• [Work task]: Look through the records and copy each line with the string "VirtualDB" in it.
━━━━━ Data supplied
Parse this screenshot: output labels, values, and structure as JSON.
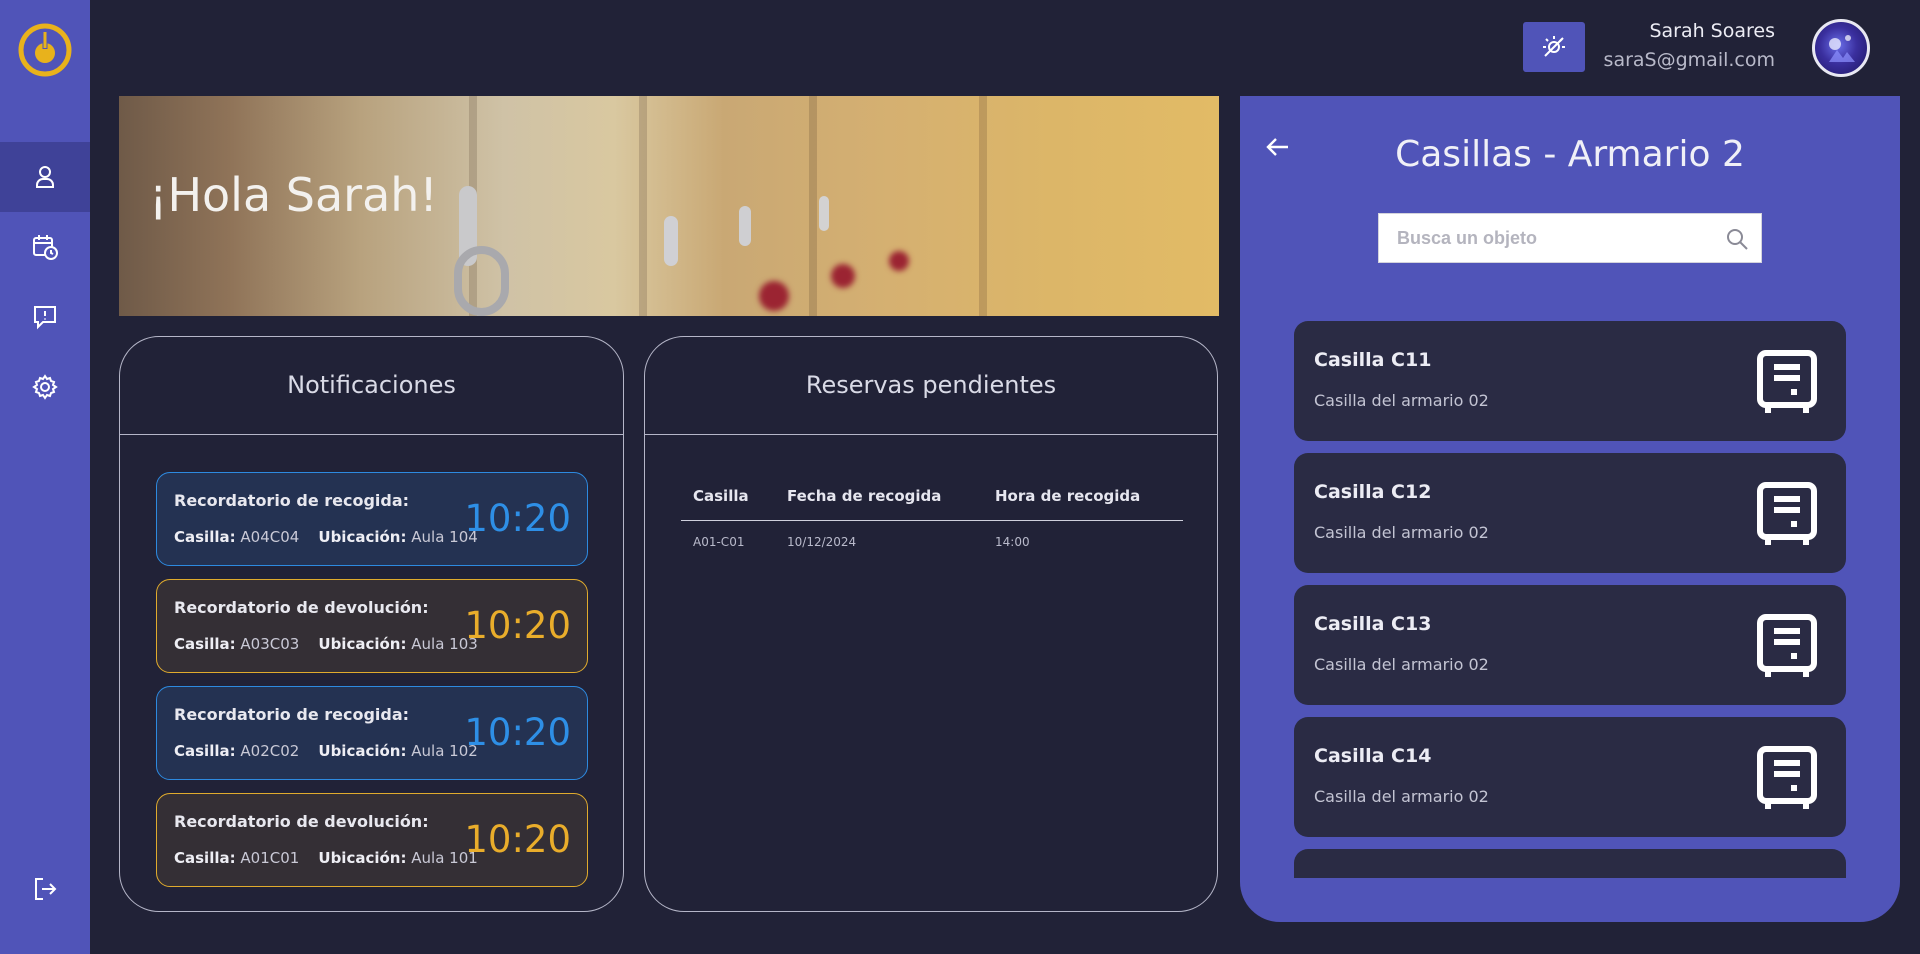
{
  "header": {
    "user_name": "Sarah Soares",
    "user_email": "saraS@gmail.com"
  },
  "sidebar": {
    "items": [
      {
        "name": "profile",
        "icon": "user-icon",
        "active": true
      },
      {
        "name": "reservations",
        "icon": "calendar-clock-icon",
        "active": false
      },
      {
        "name": "incidents",
        "icon": "message-alert-icon",
        "active": false
      },
      {
        "name": "settings",
        "icon": "gear-icon",
        "active": false
      }
    ],
    "logout_icon": "logout-icon"
  },
  "banner": {
    "greeting": "¡Hola Sarah!"
  },
  "notifications": {
    "title": "Notificaciones",
    "casilla_label": "Casilla:",
    "ubicacion_label": "Ubicación:",
    "items": [
      {
        "type": "pickup",
        "title": "Recordatorio de recogida:",
        "casilla": "A04C04",
        "ubicacion": "Aula 104",
        "time": "10:20"
      },
      {
        "type": "return",
        "title": "Recordatorio de devolución:",
        "casilla": "A03C03",
        "ubicacion": "Aula 103",
        "time": "10:20"
      },
      {
        "type": "pickup",
        "title": "Recordatorio de recogida:",
        "casilla": "A02C02",
        "ubicacion": "Aula 102",
        "time": "10:20"
      },
      {
        "type": "return",
        "title": "Recordatorio de devolución:",
        "casilla": "A01C01",
        "ubicacion": "Aula 101",
        "time": "10:20"
      }
    ]
  },
  "reservations": {
    "title": "Reservas pendientes",
    "columns": [
      "Casilla",
      "Fecha de recogida",
      "Hora de recogida"
    ],
    "rows": [
      [
        "A01-C01",
        "10/12/2024",
        "14:00"
      ]
    ]
  },
  "panel": {
    "title": "Casillas - Armario 2",
    "search_placeholder": "Busca un objeto",
    "lockers": [
      {
        "name": "Casilla C11",
        "description": "Casilla del armario 02"
      },
      {
        "name": "Casilla C12",
        "description": "Casilla del armario 02"
      },
      {
        "name": "Casilla C13",
        "description": "Casilla del armario 02"
      },
      {
        "name": "Casilla C14",
        "description": "Casilla del armario 02"
      }
    ]
  },
  "colors": {
    "background": "#212237",
    "accent": "#5054b8",
    "pickup": "#2e8fe6",
    "return": "#e9ad2b",
    "logo": "#e8b21c"
  }
}
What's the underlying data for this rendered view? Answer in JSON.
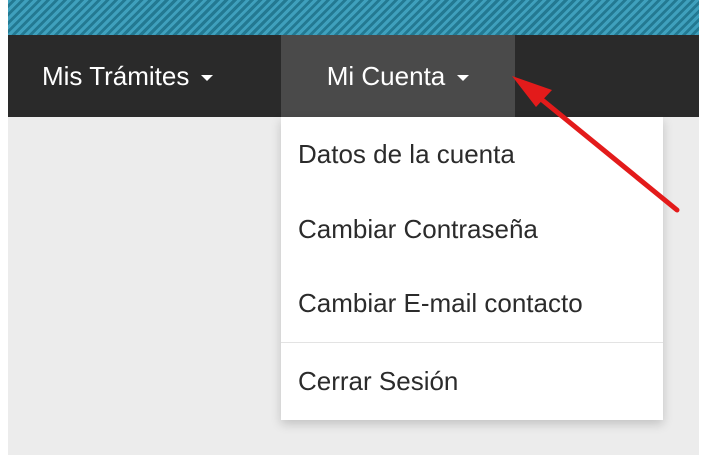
{
  "navbar": {
    "items": [
      {
        "label": "Mis Trámites"
      },
      {
        "label": "Mi Cuenta"
      }
    ]
  },
  "dropdown": {
    "items": [
      {
        "label": "Datos de la cuenta"
      },
      {
        "label": "Cambiar Contraseña"
      },
      {
        "label": "Cambiar E-mail contacto"
      },
      {
        "label": "Cerrar Sesión"
      }
    ]
  },
  "colors": {
    "navbar_bg": "#2a2a2a",
    "active_tab_bg": "#4a4a4a",
    "top_band": "#2f8aa6",
    "annotation_arrow": "#e31b1b",
    "page_bg": "#ececec"
  },
  "icons": {
    "caret": "chevron-down-icon",
    "annotation": "red-arrow-annotation"
  }
}
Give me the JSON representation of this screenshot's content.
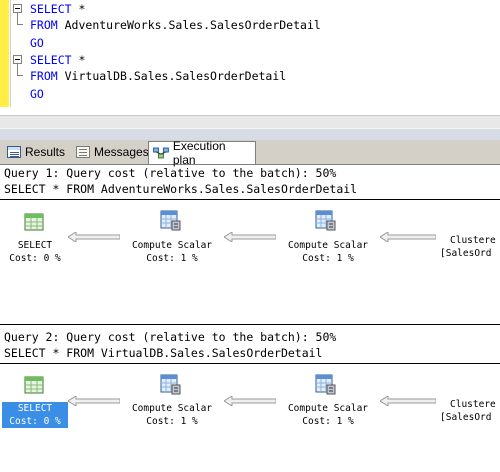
{
  "editor": {
    "lines": [
      {
        "kw": "SELECT",
        "rest": " *"
      },
      {
        "kw": "FROM",
        "rest": " AdventureWorks.Sales.SalesOrderDetail"
      },
      {
        "kw": "GO",
        "rest": ""
      },
      {
        "kw": "SELECT",
        "rest": " *"
      },
      {
        "kw": "FROM",
        "rest": " VirtualDB.Sales.SalesOrderDetail"
      },
      {
        "kw": "GO",
        "rest": ""
      }
    ]
  },
  "tabs": [
    {
      "label": "Results",
      "icon": "results-grid-icon"
    },
    {
      "label": "Messages",
      "icon": "messages-icon"
    },
    {
      "label": "Execution plan",
      "icon": "execution-plan-icon",
      "active": true
    }
  ],
  "queries": [
    {
      "header": "Query 1: Query cost (relative to the batch): 50%",
      "sql": "SELECT * FROM AdventureWorks.Sales.SalesOrderDetail",
      "nodes": [
        {
          "name": "SELECT",
          "cost": "Cost: 0 %",
          "icon": "select-icon",
          "selected": false
        },
        {
          "name": "Compute Scalar",
          "cost": "Cost: 1 %",
          "icon": "compute-scalar-icon"
        },
        {
          "name": "Compute Scalar",
          "cost": "Cost: 1 %",
          "icon": "compute-scalar-icon"
        },
        {
          "name": "Clustere",
          "cost": "[SalesOrd",
          "icon": "clustered-index-scan-icon"
        }
      ]
    },
    {
      "header": "Query 2: Query cost (relative to the batch): 50%",
      "sql": "SELECT * FROM VirtualDB.Sales.SalesOrderDetail",
      "nodes": [
        {
          "name": "SELECT",
          "cost": "Cost: 0 %",
          "icon": "select-icon",
          "selected": true
        },
        {
          "name": "Compute Scalar",
          "cost": "Cost: 1 %",
          "icon": "compute-scalar-icon"
        },
        {
          "name": "Compute Scalar",
          "cost": "Cost: 1 %",
          "icon": "compute-scalar-icon"
        },
        {
          "name": "Clustere",
          "cost": "[SalesOrd",
          "icon": "clustered-index-scan-icon"
        }
      ]
    }
  ],
  "colors": {
    "keyword": "#0000ff",
    "gutter": "#ffee44",
    "selection": "#3a8ee6"
  }
}
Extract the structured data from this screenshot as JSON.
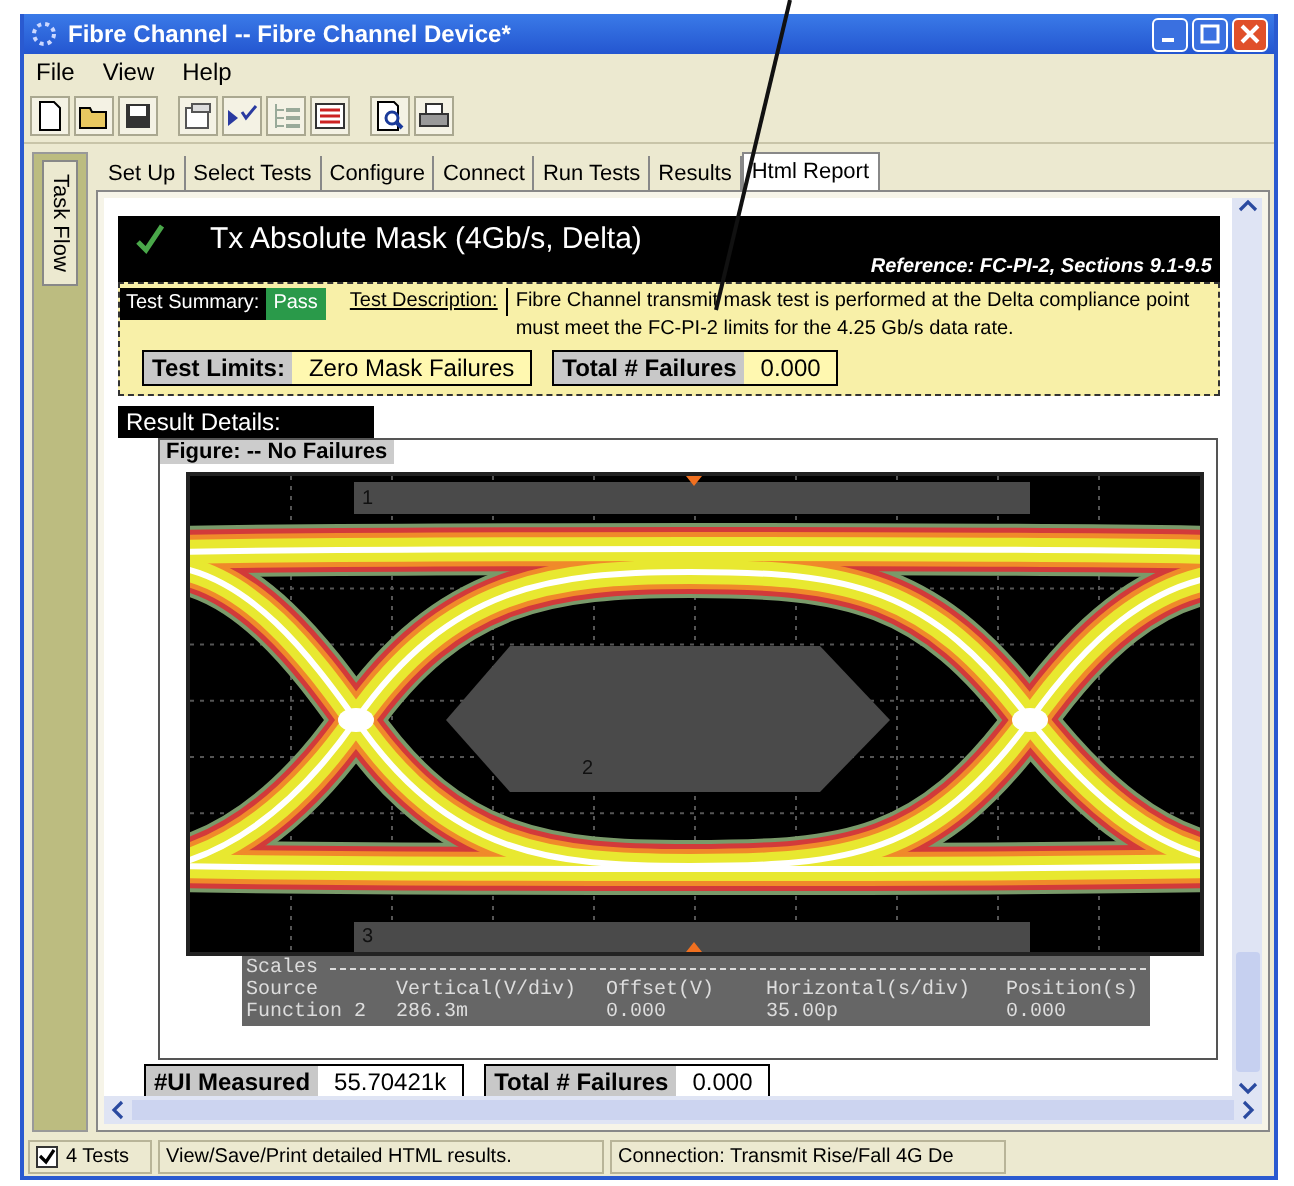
{
  "window": {
    "title": "Fibre Channel -- Fibre Channel Device*"
  },
  "menu": [
    "File",
    "View",
    "Help"
  ],
  "side_tab": {
    "label": "Task Flow"
  },
  "tabs": [
    {
      "label": "Set Up",
      "selected": false
    },
    {
      "label": "Select Tests",
      "selected": false
    },
    {
      "label": "Configure",
      "selected": false
    },
    {
      "label": "Connect",
      "selected": false
    },
    {
      "label": "Run Tests",
      "selected": false
    },
    {
      "label": "Results",
      "selected": false
    },
    {
      "label": "Html Report",
      "selected": true
    }
  ],
  "report": {
    "title": "Tx Absolute Mask (4Gb/s, Delta)",
    "reference": "Reference: FC-PI-2, Sections 9.1-9.5",
    "summary_label": "Test Summary:",
    "result": "Pass",
    "description_label": "Test Description:",
    "description": "Fibre Channel transmit mask test is performed at the Delta compliance point must meet the FC-PI-2 limits for the 4.25 Gb/s data rate.",
    "limits": [
      {
        "label": "Test Limits:",
        "value": "Zero Mask Failures"
      },
      {
        "label": "Total # Failures",
        "value": "0.000"
      }
    ],
    "details_label": "Result Details:",
    "figure_label": "Figure: -- No Failures",
    "mask_labels": [
      "1",
      "2",
      "3"
    ],
    "scales": {
      "title": "Scales",
      "header": [
        "Source",
        "Vertical(V/div)",
        "Offset(V)",
        "Horizontal(s/div)",
        "Position(s)"
      ],
      "row": [
        "Function 2",
        "286.3m",
        "0.000",
        "35.00p",
        "0.000"
      ]
    },
    "measurements": [
      {
        "label": "#UI Measured",
        "value": "55.70421k"
      },
      {
        "label": "Total # Failures",
        "value": "0.000"
      }
    ]
  },
  "status_bar": {
    "tests_checked": true,
    "tests": "4 Tests",
    "message": "View/Save/Print detailed HTML results.",
    "connection": "Connection: Transmit Rise/Fall 4G De"
  }
}
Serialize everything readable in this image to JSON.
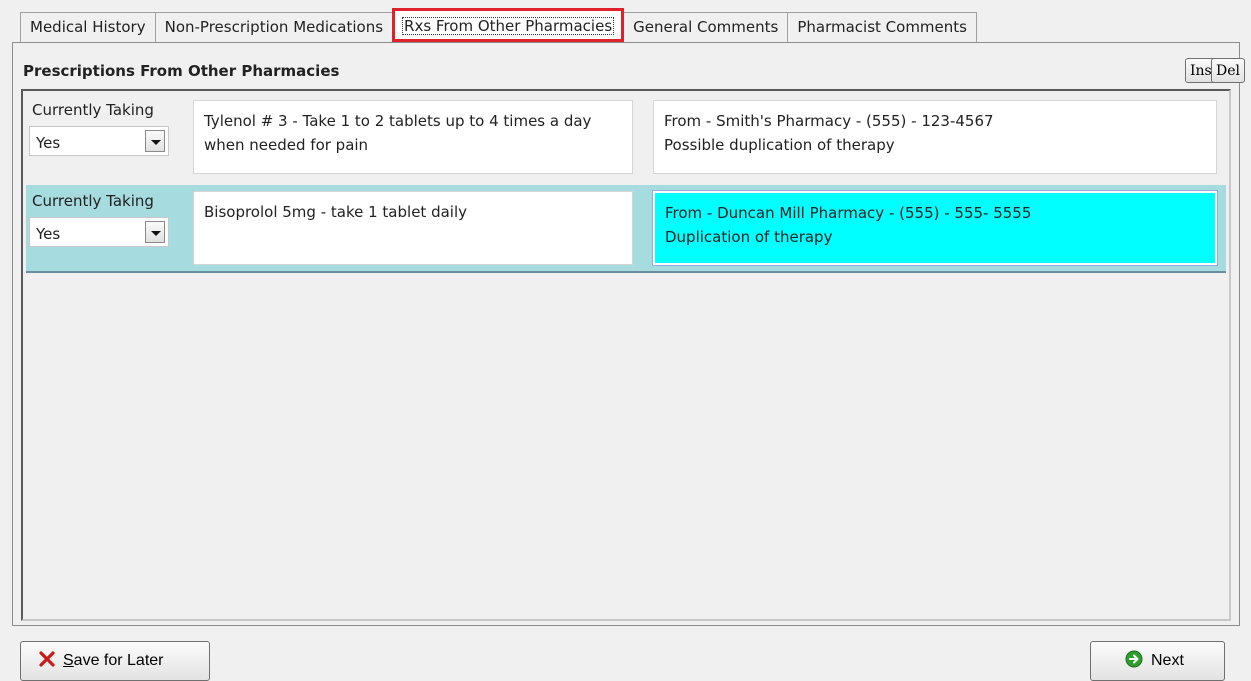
{
  "tabs": [
    {
      "label": "Medical History"
    },
    {
      "label": "Non-Prescription Medications"
    },
    {
      "label": "Rxs From Other Pharmacies"
    },
    {
      "label": "General Comments"
    },
    {
      "label": "Pharmacist Comments"
    }
  ],
  "active_tab": "Rxs From Other Pharmacies",
  "panel": {
    "title": "Prescriptions From Other Pharmacies",
    "ins_label": "Ins",
    "del_label": "Del"
  },
  "rows": [
    {
      "currently_taking_label": "Currently Taking",
      "currently_taking_value": "Yes",
      "description": "Tylenol # 3 - Take 1 to 2 tablets up to 4 times a day when needed for pain",
      "notes": "From - Smith's Pharmacy - (555) - 123-4567\nPossible duplication of therapy"
    },
    {
      "currently_taking_label": "Currently Taking",
      "currently_taking_value": "Yes",
      "description": "Bisoprolol 5mg - take 1 tablet daily",
      "notes": "From - Duncan Mill Pharmacy - (555) - 555- 5555\nDuplication of therapy"
    }
  ],
  "footer": {
    "save_label_first": "S",
    "save_label_rest": "ave for Later",
    "next_label": "Next"
  },
  "colors": {
    "active_tab_border": "#e0202a",
    "selected_row": "#a6dbe0",
    "highlight_field": "#00ffff",
    "save_icon": "#cc1a1a",
    "next_icon": "#2e9e2e"
  },
  "icons": {
    "save": "close-x-icon",
    "next": "arrow-right-circle-icon"
  }
}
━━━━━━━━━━
• [Exercise output]:
        "rest": " VirtualDB.Sales.SalesOrderDetail"
      "sql": "SELECT * FROM VirtualDB.Sales.SalesOrderDetail",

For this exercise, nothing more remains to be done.